▸ DATA UNDER STUDY:
--- START ---
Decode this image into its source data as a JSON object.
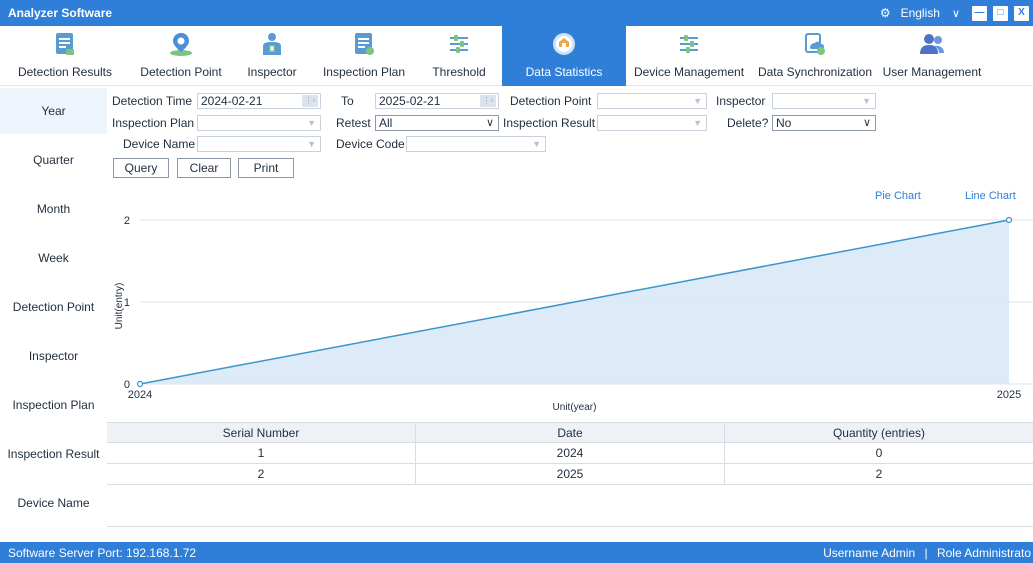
{
  "window": {
    "title": "Analyzer Software",
    "language": "English",
    "minimize": "—",
    "maximize": "□",
    "close": "X"
  },
  "nav": [
    {
      "label": "Detection Results",
      "icon": "report-icon"
    },
    {
      "label": "Detection Point",
      "icon": "map-pin-icon"
    },
    {
      "label": "Inspector",
      "icon": "inspector-icon"
    },
    {
      "label": "Inspection Plan",
      "icon": "plan-icon"
    },
    {
      "label": "Threshold",
      "icon": "threshold-icon"
    },
    {
      "label": "Data Statistics",
      "icon": "statistics-icon",
      "active": true
    },
    {
      "label": "Device Management",
      "icon": "device-icon"
    },
    {
      "label": "Data Synchronization",
      "icon": "sync-icon"
    },
    {
      "label": "User Management",
      "icon": "users-icon"
    }
  ],
  "sidebar": [
    {
      "label": "Year",
      "active": true
    },
    {
      "label": "Quarter"
    },
    {
      "label": "Month"
    },
    {
      "label": "Week"
    },
    {
      "label": "Detection Point"
    },
    {
      "label": "Inspector"
    },
    {
      "label": "Inspection Plan"
    },
    {
      "label": "Inspection Result"
    },
    {
      "label": "Device Name"
    }
  ],
  "filters": {
    "detection_time_label": "Detection Time",
    "detection_time_value": "2024-02-21",
    "to_label": "To",
    "to_value": "2025-02-21",
    "detection_point_label": "Detection Point",
    "detection_point_value": "",
    "inspector_label": "Inspector",
    "inspector_value": "",
    "inspection_plan_label": "Inspection Plan",
    "inspection_plan_value": "",
    "retest_label": "Retest",
    "retest_value": "All",
    "inspection_result_label": "Inspection Result",
    "inspection_result_value": "",
    "delete_label": "Delete?",
    "delete_value": "No",
    "device_name_label": "Device Name",
    "device_name_value": "",
    "device_code_label": "Device Code",
    "device_code_value": ""
  },
  "buttons": {
    "query": "Query",
    "clear": "Clear",
    "print": "Print"
  },
  "chart_toggle": {
    "pie": "Pie Chart",
    "line": "Line Chart"
  },
  "chart_data": {
    "type": "line",
    "x": [
      "2024",
      "2025"
    ],
    "values": [
      0,
      2
    ],
    "xlabel": "Unit(year)",
    "ylabel": "Unit(entry)",
    "ylim": [
      0,
      2
    ],
    "yticks": [
      "0",
      "1",
      "2"
    ],
    "grid": true,
    "area_fill": true,
    "color": "#3a95c9",
    "fill_color": "#d9e9f7"
  },
  "table": {
    "headers": [
      "Serial Number",
      "Date",
      "Quantity (entries)"
    ],
    "rows": [
      [
        "1",
        "2024",
        "0"
      ],
      [
        "2",
        "2025",
        "2"
      ]
    ]
  },
  "status": {
    "server": "Software Server Port: 192.168.1.72",
    "username_label": "Username",
    "username": "Admin",
    "role_label": "Role",
    "role": "Administrato"
  },
  "colors": {
    "accent": "#2f7ed8"
  }
}
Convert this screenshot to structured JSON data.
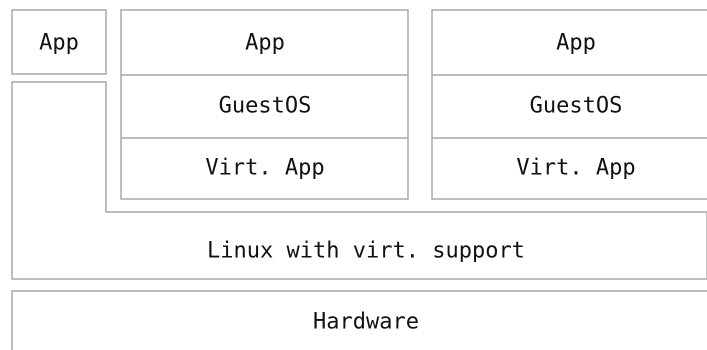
{
  "stack": {
    "hardware_label": "Hardware",
    "host_os_label": "Linux with virt. support",
    "native_app_label": "App",
    "vms": [
      {
        "app_label": "App",
        "guest_os_label": "GuestOS",
        "virt_app_label": "Virt. App"
      },
      {
        "app_label": "App",
        "guest_os_label": "GuestOS",
        "virt_app_label": "Virt. App"
      }
    ]
  }
}
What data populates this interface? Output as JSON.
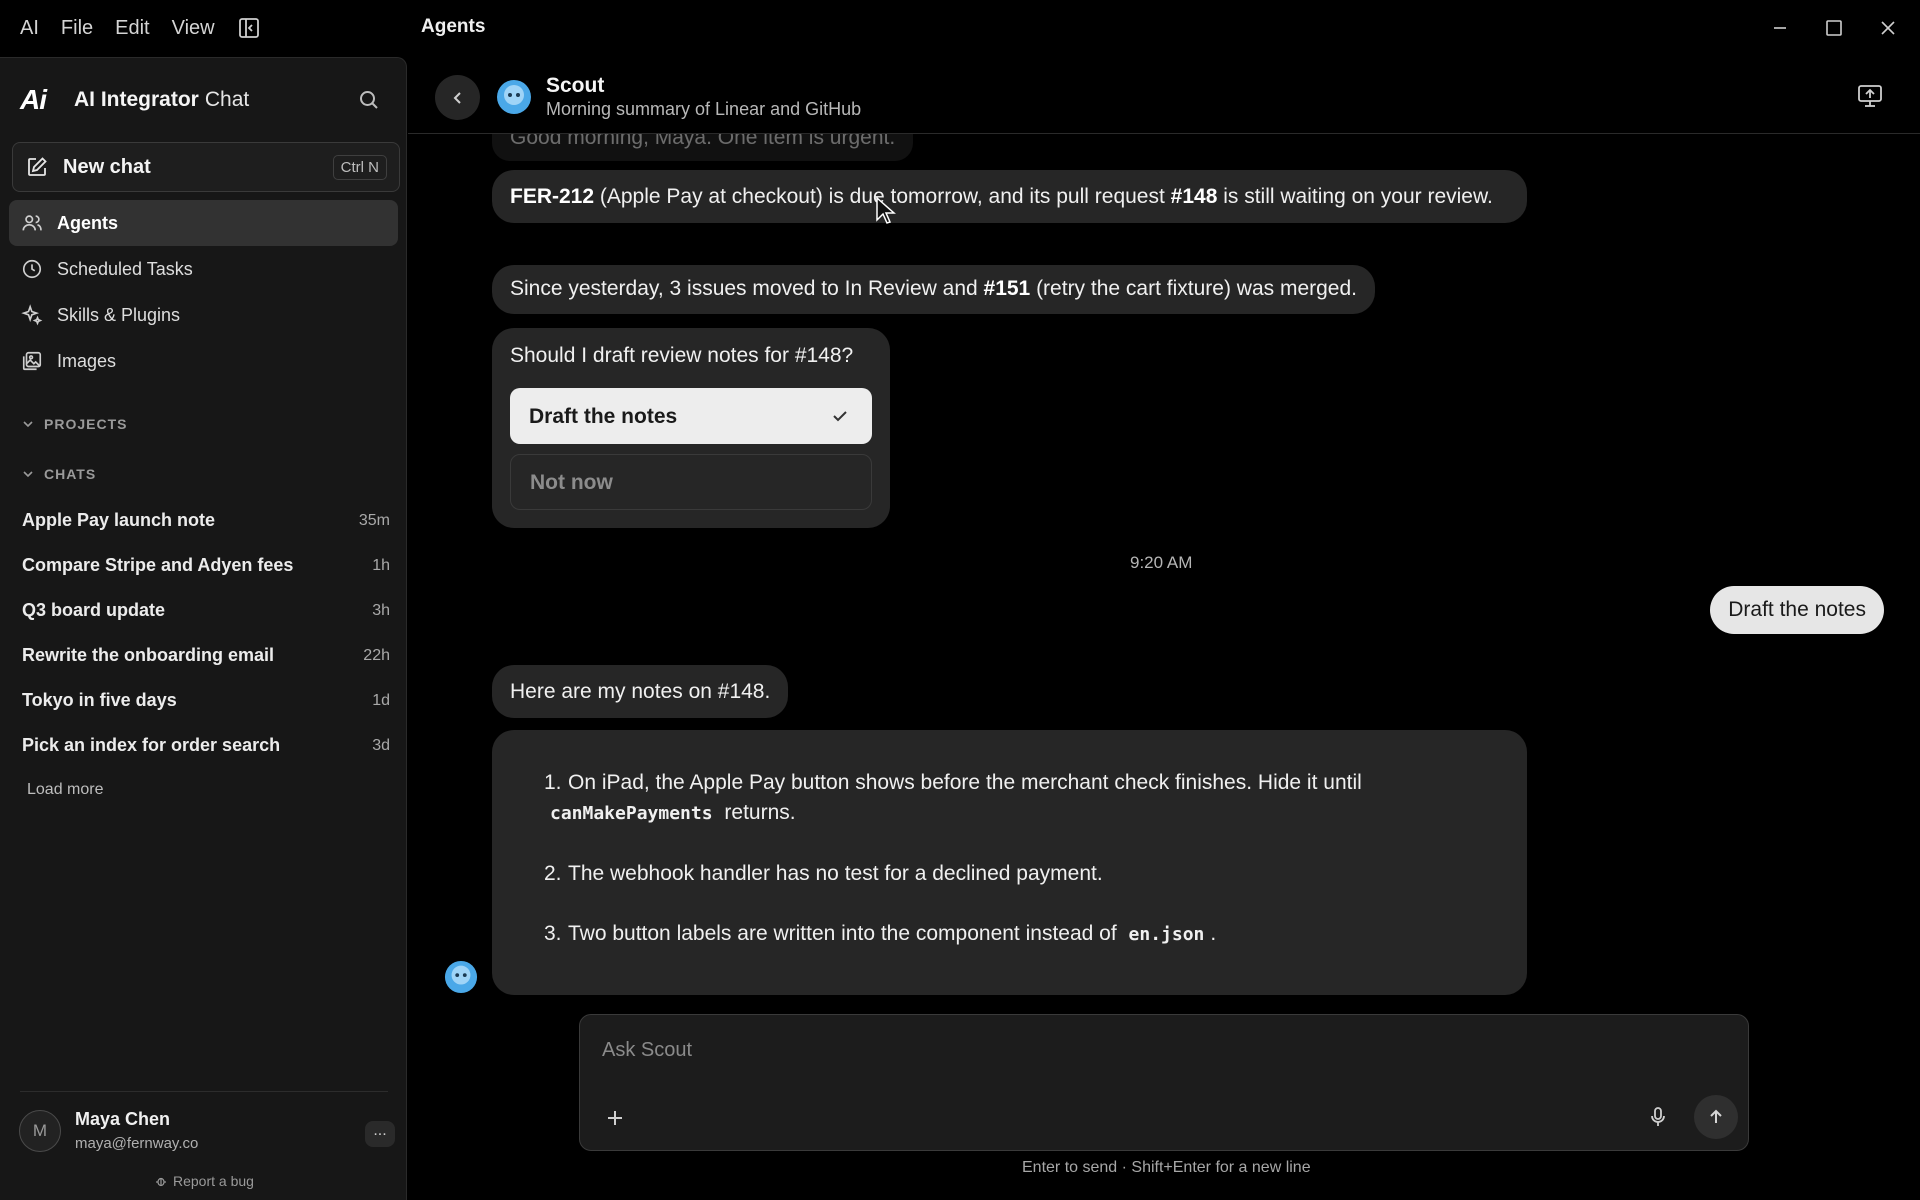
{
  "menubar": {
    "items": [
      "AI",
      "File",
      "Edit",
      "View"
    ]
  },
  "window": {
    "title": "Agents"
  },
  "sidebar": {
    "brand": {
      "logo": "Ai",
      "name": "AI Integrator",
      "suffix": "Chat"
    },
    "new_chat": {
      "label": "New chat",
      "shortcut": "Ctrl N"
    },
    "nav": [
      {
        "label": "Agents",
        "icon": "users-icon",
        "active": true
      },
      {
        "label": "Scheduled Tasks",
        "icon": "clock-icon",
        "active": false
      },
      {
        "label": "Skills & Plugins",
        "icon": "sparkle-icon",
        "active": false
      },
      {
        "label": "Images",
        "icon": "image-icon",
        "active": false
      }
    ],
    "sections": {
      "projects": "PROJECTS",
      "chats": "CHATS"
    },
    "chats": [
      {
        "title": "Apple Pay launch note",
        "time": "35m"
      },
      {
        "title": "Compare Stripe and Adyen fees",
        "time": "1h"
      },
      {
        "title": "Q3 board update",
        "time": "3h"
      },
      {
        "title": "Rewrite the onboarding email",
        "time": "22h"
      },
      {
        "title": "Tokyo in five days",
        "time": "1d"
      },
      {
        "title": "Pick an index for order search",
        "time": "3d"
      }
    ],
    "load_more": "Load more",
    "user": {
      "initial": "M",
      "name": "Maya Chen",
      "email": "maya@fernway.co",
      "more": "..."
    },
    "report_bug": "Report a bug"
  },
  "agent": {
    "name": "Scout",
    "description": "Morning summary of Linear and GitHub"
  },
  "messages": {
    "greeting": "Good morning, Maya. One item is urgent.",
    "urgent": {
      "issue": "FER-212",
      "mid": " (Apple Pay at checkout) is due tomorrow, and its pull request ",
      "pr": "#148",
      "end": " is still waiting on your review."
    },
    "since": {
      "start": "Since yesterday, 3 issues moved to In Review and ",
      "pr": "#151",
      "end": " (retry the cart fixture) was merged."
    },
    "question": "Should I draft review notes for #148?",
    "options": [
      "Draft the notes",
      "Not now"
    ],
    "timestamp": "9:20 AM",
    "user_reply": "Draft the notes",
    "notes_intro": "Here are my notes on #148.",
    "notes": [
      {
        "n": "1.",
        "a": "On iPad, the Apple Pay button shows before the merchant check finishes. Hide it until ",
        "code": "canMakePayments",
        "b": " returns."
      },
      {
        "n": "2.",
        "a": "The webhook handler has no test for a declined payment.",
        "code": "",
        "b": ""
      },
      {
        "n": "3.",
        "a": "Two button labels are written into the component instead of ",
        "code": "en.json",
        "b": "."
      }
    ]
  },
  "composer": {
    "placeholder": "Ask Scout",
    "hint": "Enter to send · Shift+Enter for a new line"
  },
  "colors": {
    "background": "#000000",
    "sidebar": "#171717",
    "bubble": "#262626",
    "user_bubble": "#e6e6e6",
    "avatar_blue": "#4aa8e8"
  }
}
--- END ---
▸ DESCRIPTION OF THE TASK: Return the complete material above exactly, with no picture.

▸ RESPONSE TO THE EXERCISE:
Decode this image into its source data as a JSON object.
{
  "window": {
    "title": "Analyzer Software",
    "language": "English",
    "minimize": "—",
    "maximize": "□",
    "close": "X"
  },
  "nav": [
    {
      "label": "Detection Results",
      "icon": "report-icon"
    },
    {
      "label": "Detection Point",
      "icon": "map-pin-icon"
    },
    {
      "label": "Inspector",
      "icon": "inspector-icon"
    },
    {
      "label": "Inspection Plan",
      "icon": "plan-icon"
    },
    {
      "label": "Threshold",
      "icon": "threshold-icon"
    },
    {
      "label": "Data Statistics",
      "icon": "statistics-icon",
      "active": true
    },
    {
      "label": "Device Management",
      "icon": "device-icon"
    },
    {
      "label": "Data Synchronization",
      "icon": "sync-icon"
    },
    {
      "label": "User Management",
      "icon": "users-icon"
    }
  ],
  "sidebar": [
    {
      "label": "Year",
      "active": true
    },
    {
      "label": "Quarter"
    },
    {
      "label": "Month"
    },
    {
      "label": "Week"
    },
    {
      "label": "Detection Point"
    },
    {
      "label": "Inspector"
    },
    {
      "label": "Inspection Plan"
    },
    {
      "label": "Inspection Result"
    },
    {
      "label": "Device Name"
    }
  ],
  "filters": {
    "detection_time_label": "Detection Time",
    "detection_time_value": "2024-02-21",
    "to_label": "To",
    "to_value": "2025-02-21",
    "detection_point_label": "Detection Point",
    "detection_point_value": "",
    "inspector_label": "Inspector",
    "inspector_value": "",
    "inspection_plan_label": "Inspection Plan",
    "inspection_plan_value": "",
    "retest_label": "Retest",
    "retest_value": "All",
    "inspection_result_label": "Inspection Result",
    "inspection_result_value": "",
    "delete_label": "Delete?",
    "delete_value": "No",
    "device_name_label": "Device Name",
    "device_name_value": "",
    "device_code_label": "Device Code",
    "device_code_value": ""
  },
  "buttons": {
    "query": "Query",
    "clear": "Clear",
    "print": "Print"
  },
  "chart_toggle": {
    "pie": "Pie Chart",
    "line": "Line Chart"
  },
  "chart_data": {
    "type": "line",
    "x": [
      "2024",
      "2025"
    ],
    "values": [
      0,
      2
    ],
    "xlabel": "Unit(year)",
    "ylabel": "Unit(entry)",
    "ylim": [
      0,
      2
    ],
    "yticks": [
      "0",
      "1",
      "2"
    ],
    "grid": true,
    "area_fill": true,
    "color": "#3a95c9",
    "fill_color": "#d9e9f7"
  },
  "table": {
    "headers": [
      "Serial Number",
      "Date",
      "Quantity (entries)"
    ],
    "rows": [
      [
        "1",
        "2024",
        "0"
      ],
      [
        "2",
        "2025",
        "2"
      ]
    ]
  },
  "status": {
    "server": "Software Server Port: 192.168.1.72",
    "username_label": "Username",
    "username": "Admin",
    "role_label": "Role",
    "role": "Administrato"
  },
  "colors": {
    "accent": "#2f7ed8"
  }
}
Convert this screenshot to structured JSON data.
{
  "stack": {
    "hardware_label": "Hardware",
    "host_os_label": "Linux with virt. support",
    "native_app_label": "App",
    "vms": [
      {
        "app_label": "App",
        "guest_os_label": "GuestOS",
        "virt_app_label": "Virt. App"
      },
      {
        "app_label": "App",
        "guest_os_label": "GuestOS",
        "virt_app_label": "Virt. App"
      }
    ]
  }
}
What data populates this interface? Output as JSON.
{
  "menubar": {
    "items": [
      "AI",
      "File",
      "Edit",
      "View"
    ]
  },
  "window": {
    "title": "Agents"
  },
  "sidebar": {
    "brand": {
      "logo": "Ai",
      "name": "AI Integrator",
      "suffix": "Chat"
    },
    "new_chat": {
      "label": "New chat",
      "shortcut": "Ctrl N"
    },
    "nav": [
      {
        "label": "Agents",
        "icon": "users-icon",
        "active": true
      },
      {
        "label": "Scheduled Tasks",
        "icon": "clock-icon",
        "active": false
      },
      {
        "label": "Skills & Plugins",
        "icon": "sparkle-icon",
        "active": false
      },
      {
        "label": "Images",
        "icon": "image-icon",
        "active": false
      }
    ],
    "sections": {
      "projects": "PROJECTS",
      "chats": "CHATS"
    },
    "chats": [
      {
        "title": "Apple Pay launch note",
        "time": "35m"
      },
      {
        "title": "Compare Stripe and Adyen fees",
        "time": "1h"
      },
      {
        "title": "Q3 board update",
        "time": "3h"
      },
      {
        "title": "Rewrite the onboarding email",
        "time": "22h"
      },
      {
        "title": "Tokyo in five days",
        "time": "1d"
      },
      {
        "title": "Pick an index for order search",
        "time": "3d"
      }
    ],
    "load_more": "Load more",
    "user": {
      "initial": "M",
      "name": "Maya Chen",
      "email": "maya@fernway.co",
      "more": "..."
    },
    "report_bug": "Report a bug"
  },
  "agent": {
    "name": "Scout",
    "description": "Morning summary of Linear and GitHub"
  },
  "messages": {
    "greeting": "Good morning, Maya. One item is urgent.",
    "urgent": {
      "issue": "FER-212",
      "mid": " (Apple Pay at checkout) is due tomorrow, and its pull request ",
      "pr": "#148",
      "end": " is still waiting on your review."
    },
    "since": {
      "start": "Since yesterday, 3 issues moved to In Review and ",
      "pr": "#151",
      "end": " (retry the cart fixture) was merged."
    },
    "question": "Should I draft review notes for #148?",
    "options": [
      "Draft the notes",
      "Not now"
    ],
    "timestamp": "9:20 AM",
    "user_reply": "Draft the notes",
    "notes_intro": "Here are my notes on #148.",
    "notes": [
      {
        "n": "1.",
        "a": "On iPad, the Apple Pay button shows before the merchant check finishes. Hide it until ",
        "code": "canMakePayments",
        "b": " returns."
      },
      {
        "n": "2.",
        "a": "The webhook handler has no test for a declined payment.",
        "code": "",
        "b": ""
      },
      {
        "n": "3.",
        "a": "Two button labels are written into the component instead of ",
        "code": "en.json",
        "b": "."
      }
    ]
  },
  "composer": {
    "placeholder": "Ask Scout",
    "hint": "Enter to send · Shift+Enter for a new line"
  },
  "colors": {
    "background": "#000000",
    "sidebar": "#171717",
    "bubble": "#262626",
    "user_bubble": "#e6e6e6",
    "avatar_blue": "#4aa8e8"
  }
}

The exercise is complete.